Successful freelancing is a matter of finding the right clients in the right places for the right reasons. Every client you take on affects your business either positively or negatively, so it’s important to manage your prospect pool in order to avoid those clients who aren’t going to be help your success.
While we need to position ourselves as problem-solvers for our clients, we’ll be better off if we work with clients who help us level-up our business. Freelancers tend to pursue projects mostly for the purpose of earning revenue and making a profit. That’s necessary, of course. But what if we considered projects and clients on the basis of how our business will benefit down the road, leading to greater profitability and influence in the long run?

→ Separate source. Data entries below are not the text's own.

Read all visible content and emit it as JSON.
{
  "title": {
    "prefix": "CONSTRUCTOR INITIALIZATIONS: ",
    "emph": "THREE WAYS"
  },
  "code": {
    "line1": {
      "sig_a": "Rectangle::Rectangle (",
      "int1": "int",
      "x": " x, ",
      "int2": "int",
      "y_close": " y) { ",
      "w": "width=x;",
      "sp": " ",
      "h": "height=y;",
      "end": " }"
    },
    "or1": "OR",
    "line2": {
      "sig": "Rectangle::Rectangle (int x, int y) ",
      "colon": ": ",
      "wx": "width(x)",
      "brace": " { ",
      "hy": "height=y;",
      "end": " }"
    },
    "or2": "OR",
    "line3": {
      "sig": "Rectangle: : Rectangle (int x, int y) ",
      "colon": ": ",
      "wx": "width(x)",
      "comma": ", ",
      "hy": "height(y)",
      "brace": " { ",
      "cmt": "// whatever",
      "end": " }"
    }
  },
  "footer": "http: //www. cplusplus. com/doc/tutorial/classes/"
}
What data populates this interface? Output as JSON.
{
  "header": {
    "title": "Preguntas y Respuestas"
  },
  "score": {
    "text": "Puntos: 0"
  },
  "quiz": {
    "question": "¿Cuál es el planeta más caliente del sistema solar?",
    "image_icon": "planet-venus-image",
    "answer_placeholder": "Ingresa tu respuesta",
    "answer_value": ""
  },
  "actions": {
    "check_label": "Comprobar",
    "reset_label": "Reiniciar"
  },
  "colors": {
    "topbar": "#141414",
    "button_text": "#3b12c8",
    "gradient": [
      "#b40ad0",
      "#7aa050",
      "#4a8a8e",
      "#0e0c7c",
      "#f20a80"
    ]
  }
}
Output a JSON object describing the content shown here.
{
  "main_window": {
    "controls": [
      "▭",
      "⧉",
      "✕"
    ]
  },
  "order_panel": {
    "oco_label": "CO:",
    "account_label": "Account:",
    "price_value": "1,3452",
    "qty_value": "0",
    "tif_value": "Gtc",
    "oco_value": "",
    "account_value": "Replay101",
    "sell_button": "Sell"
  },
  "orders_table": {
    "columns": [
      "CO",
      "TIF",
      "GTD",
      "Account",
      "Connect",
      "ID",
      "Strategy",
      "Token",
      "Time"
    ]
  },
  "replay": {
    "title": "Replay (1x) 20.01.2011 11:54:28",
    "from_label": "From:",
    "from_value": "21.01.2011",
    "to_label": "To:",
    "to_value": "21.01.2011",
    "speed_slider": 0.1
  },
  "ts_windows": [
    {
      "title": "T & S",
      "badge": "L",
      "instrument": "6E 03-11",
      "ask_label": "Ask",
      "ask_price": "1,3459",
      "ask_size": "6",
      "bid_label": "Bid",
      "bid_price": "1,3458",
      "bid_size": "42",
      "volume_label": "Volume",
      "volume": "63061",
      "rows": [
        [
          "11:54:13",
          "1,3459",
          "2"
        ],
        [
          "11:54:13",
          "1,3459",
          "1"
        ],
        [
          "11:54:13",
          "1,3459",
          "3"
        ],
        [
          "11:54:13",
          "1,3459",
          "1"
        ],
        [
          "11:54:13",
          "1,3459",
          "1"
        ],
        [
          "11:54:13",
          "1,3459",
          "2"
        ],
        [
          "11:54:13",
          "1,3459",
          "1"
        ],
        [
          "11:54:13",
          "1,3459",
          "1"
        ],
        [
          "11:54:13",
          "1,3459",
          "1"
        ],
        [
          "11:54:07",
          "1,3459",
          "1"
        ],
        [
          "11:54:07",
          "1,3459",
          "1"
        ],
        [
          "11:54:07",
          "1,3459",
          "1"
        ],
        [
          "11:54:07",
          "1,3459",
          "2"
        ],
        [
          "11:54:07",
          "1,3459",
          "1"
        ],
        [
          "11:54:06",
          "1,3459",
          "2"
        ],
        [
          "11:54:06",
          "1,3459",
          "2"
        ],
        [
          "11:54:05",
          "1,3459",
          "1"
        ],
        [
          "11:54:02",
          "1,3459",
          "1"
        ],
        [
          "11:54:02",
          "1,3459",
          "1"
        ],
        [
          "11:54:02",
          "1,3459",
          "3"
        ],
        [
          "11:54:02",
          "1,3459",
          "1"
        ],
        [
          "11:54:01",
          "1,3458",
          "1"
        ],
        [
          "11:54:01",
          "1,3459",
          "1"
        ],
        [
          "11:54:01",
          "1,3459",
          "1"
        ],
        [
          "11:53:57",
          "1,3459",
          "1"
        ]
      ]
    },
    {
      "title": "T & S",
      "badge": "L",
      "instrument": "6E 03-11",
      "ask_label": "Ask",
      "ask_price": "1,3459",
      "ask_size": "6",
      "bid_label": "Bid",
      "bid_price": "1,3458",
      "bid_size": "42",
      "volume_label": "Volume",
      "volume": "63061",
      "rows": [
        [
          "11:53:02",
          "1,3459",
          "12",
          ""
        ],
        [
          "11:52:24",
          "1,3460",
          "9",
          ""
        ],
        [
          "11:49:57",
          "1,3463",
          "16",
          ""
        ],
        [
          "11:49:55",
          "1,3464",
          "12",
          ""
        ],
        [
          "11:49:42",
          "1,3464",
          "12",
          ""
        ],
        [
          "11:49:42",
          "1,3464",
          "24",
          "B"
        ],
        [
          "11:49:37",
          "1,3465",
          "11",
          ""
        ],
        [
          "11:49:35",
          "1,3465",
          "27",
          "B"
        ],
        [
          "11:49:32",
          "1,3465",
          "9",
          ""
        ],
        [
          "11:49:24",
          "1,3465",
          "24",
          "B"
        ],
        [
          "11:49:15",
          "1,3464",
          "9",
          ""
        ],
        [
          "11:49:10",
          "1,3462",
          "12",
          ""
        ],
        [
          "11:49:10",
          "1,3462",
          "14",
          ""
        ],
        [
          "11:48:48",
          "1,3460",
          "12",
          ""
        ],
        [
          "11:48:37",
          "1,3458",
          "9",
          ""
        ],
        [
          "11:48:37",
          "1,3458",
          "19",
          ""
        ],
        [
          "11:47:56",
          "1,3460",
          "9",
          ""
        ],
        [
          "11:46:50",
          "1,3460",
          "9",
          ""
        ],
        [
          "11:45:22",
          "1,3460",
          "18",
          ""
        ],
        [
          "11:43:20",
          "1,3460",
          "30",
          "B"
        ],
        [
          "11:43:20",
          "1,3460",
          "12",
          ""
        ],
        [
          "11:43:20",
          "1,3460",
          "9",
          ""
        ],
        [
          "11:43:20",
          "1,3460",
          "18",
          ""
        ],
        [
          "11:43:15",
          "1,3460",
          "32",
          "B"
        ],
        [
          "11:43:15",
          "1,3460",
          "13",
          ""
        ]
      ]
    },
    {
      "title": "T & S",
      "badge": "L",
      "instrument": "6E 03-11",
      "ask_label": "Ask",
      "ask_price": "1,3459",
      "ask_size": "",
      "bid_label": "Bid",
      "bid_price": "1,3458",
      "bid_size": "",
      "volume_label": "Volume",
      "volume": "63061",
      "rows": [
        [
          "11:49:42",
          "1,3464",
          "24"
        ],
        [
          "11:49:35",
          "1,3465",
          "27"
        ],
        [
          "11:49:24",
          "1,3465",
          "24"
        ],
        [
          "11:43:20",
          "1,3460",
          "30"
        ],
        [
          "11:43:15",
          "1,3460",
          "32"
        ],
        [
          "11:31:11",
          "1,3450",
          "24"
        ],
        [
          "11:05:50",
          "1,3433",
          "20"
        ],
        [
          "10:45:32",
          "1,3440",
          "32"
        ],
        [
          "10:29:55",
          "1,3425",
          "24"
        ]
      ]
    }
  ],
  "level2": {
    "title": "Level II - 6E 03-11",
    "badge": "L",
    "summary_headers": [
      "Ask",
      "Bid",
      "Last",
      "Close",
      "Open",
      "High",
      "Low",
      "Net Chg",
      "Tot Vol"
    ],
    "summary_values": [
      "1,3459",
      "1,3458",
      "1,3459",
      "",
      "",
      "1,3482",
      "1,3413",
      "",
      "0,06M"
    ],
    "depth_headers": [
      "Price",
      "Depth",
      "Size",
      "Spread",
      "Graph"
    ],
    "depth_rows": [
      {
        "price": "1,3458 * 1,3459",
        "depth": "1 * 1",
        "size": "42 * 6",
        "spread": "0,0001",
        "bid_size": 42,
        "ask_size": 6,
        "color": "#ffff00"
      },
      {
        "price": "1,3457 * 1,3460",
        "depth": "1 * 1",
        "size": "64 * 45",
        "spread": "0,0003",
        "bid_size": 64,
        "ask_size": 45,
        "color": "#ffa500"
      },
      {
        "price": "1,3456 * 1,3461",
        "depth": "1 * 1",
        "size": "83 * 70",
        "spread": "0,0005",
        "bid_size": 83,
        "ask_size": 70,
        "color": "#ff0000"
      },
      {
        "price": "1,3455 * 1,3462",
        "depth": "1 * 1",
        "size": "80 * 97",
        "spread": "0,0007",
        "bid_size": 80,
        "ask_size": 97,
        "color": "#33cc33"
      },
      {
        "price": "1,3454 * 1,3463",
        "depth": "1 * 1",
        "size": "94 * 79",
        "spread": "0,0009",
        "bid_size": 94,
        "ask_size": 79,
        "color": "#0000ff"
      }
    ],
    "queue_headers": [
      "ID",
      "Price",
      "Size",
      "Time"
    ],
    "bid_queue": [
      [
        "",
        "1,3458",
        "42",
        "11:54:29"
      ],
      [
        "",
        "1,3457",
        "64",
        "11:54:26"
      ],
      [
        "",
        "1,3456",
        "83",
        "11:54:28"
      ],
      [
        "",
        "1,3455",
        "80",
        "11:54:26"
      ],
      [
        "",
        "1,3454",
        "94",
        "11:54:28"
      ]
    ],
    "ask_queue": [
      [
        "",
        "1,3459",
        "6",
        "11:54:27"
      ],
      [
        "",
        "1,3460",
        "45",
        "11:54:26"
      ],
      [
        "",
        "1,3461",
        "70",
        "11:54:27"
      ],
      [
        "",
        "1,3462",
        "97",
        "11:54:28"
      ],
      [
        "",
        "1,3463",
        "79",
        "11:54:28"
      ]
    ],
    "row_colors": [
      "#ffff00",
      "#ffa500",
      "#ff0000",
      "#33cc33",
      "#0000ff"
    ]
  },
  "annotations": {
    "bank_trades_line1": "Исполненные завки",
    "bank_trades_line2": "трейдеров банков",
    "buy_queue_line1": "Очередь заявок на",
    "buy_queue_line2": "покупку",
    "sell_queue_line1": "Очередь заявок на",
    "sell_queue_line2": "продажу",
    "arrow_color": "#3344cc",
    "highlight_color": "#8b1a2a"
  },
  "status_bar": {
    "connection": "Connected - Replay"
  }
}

Successful freelancing is a matter of finding the right clients in the right places for the right reasons.
You can consider your work from a different point of view and in a more meaningful way by asking how this project or that client will help you move your business forward. What may come of this if you accept this website design project or that branding project?
It does you no good to work with clients you can’t serve well, or who make unreasonable demands, or who create all sorts of extra work and don’t want to pay for it. But how do you identify those clients to steer clear before you get involved with them?
How do you identify and attract those companies and individuals who bring the kinds of projects that build your reputation? The answer is in research and outreach.
Research, then reach out
Good clients are not just going to show up on your doorstep. Wouldn’t it be great if they did? They’re out there, and you need to do the work of finding them if you want the kind of work that challenges you to grow. The way to acquire them is to identify them, search them out, then attract them to you.
Begin with what you offer in terms of creative services, what industries use what you offer, and what prospects in those industries will pay for what you offer. The concept of the ideal client avatar is in popular use these days, and for good reason. You need to narrow your efforts to a specific type of prospect. Everyone is not your client.
Whether you’re freelancing full time or as a side gig, these outreach efforts are things you can do while working on current projects:
Identify your best type of client
To form your ideal client type, answer these questions:
- What do you offer?
- What industries do you want to serve?
- Who in those industries uses what you offer and will pay for it?
- What are their specific problems or needs that you can solve in unique ways?
Find out where they hang out
Armed with your ideal client profile, research specific businesses and organizations that fit.
- Learn what trade associations they belong to.
- Identify business directories where they are listed.
- Visit their web sites to learn what social media they use.
- What do they post on their social media? What hashtags do they use?
- Sleuth on social media to find their interest groups, and connect in the groups.
- Find their company pages that list VPs and directors you can connect with.
Do some phone research: call the prospect and find out who is the person you need to connect with, and if email or direct mail is preferred.
A word of caution: There’s a fine line between prospecting and stalking. Don’t stalk. You’re not going to win a client if they consider you a nuisance.[social_warfare]
Streamline your messaging
Review your service offerings and brand promise.
Go back to your web site and tweak your home and about pages to address the needs of your ideal client type.
Scrutinize your portfolio section(s), adding work that relates to the problems you want to solve and deleting work that does not serve that purpose.
The language you use on your site and promotional pieces, and the type of work you show, communicate to your prospects. Be sure to target your ideal client through both what you way and what you show.
Who do you most want to work with? Select no more than half a dozen prospects to reach out to at first. Keep the number low so that it’s a manageable group and you can customize your message and easily track responses. You can add or replace prospects down the road.
Begin connecting with your selected prospects on social media, email, and networking events. Post your work, blog articles and quotes using hashtags they follow. Reply to their social posts. Add useful comments on their blogs and videos.
Develop an outreach campaign
Promote your work through direct mail and email.
Reach out directly. Send a customized email to each ideal prospect on your shortlist. Address their pain points, and share how you’ve solved similar problems for other clients.
A campaign is not a one-hit effort; it’s a series of related messages. Plan a campaign of emails, direct mailers and social media posts that you’ll send out over the next 6-12 months. For email, you’ll need to test the waters to figure out the best frequency.
With agencies and art buyers, sending promos is a normal and expected course of business. It’s common for freelancers to send a promo every 3 months. You may never hear anything unless they have a project to discuss with you. Keep sending your promos on a regular basis however, because you never know when they’ll have just the project for you. If they don’t have your promo on hand, they can’t match you to a project.
It’s different when reaching out to businesses and organizations. You can send more frequently in a shorter period of time. For example, you can send an email once a week for 3 months. The emails will serve you better if they are not exactly the same each time, but sequentially present a different aspect of your message or reason they should work with you. Plan a campaign carefully in advance.
Keeping a small list allows you the ability to customize your outreach to each one.
Respond respectfully to any feedback you receive. If someone does not want to hear from you, remove them from your list, and replace them with another prospect.
By identifying your ideal type of client, you can be strategic in who you work with. You can avoid many of the typical problem clients types — high-demand, discount-demanding, never satisfied and very fond of scope creep — that freelancers so often encounter. When you’re strategic, you are in control and can take better care of your business.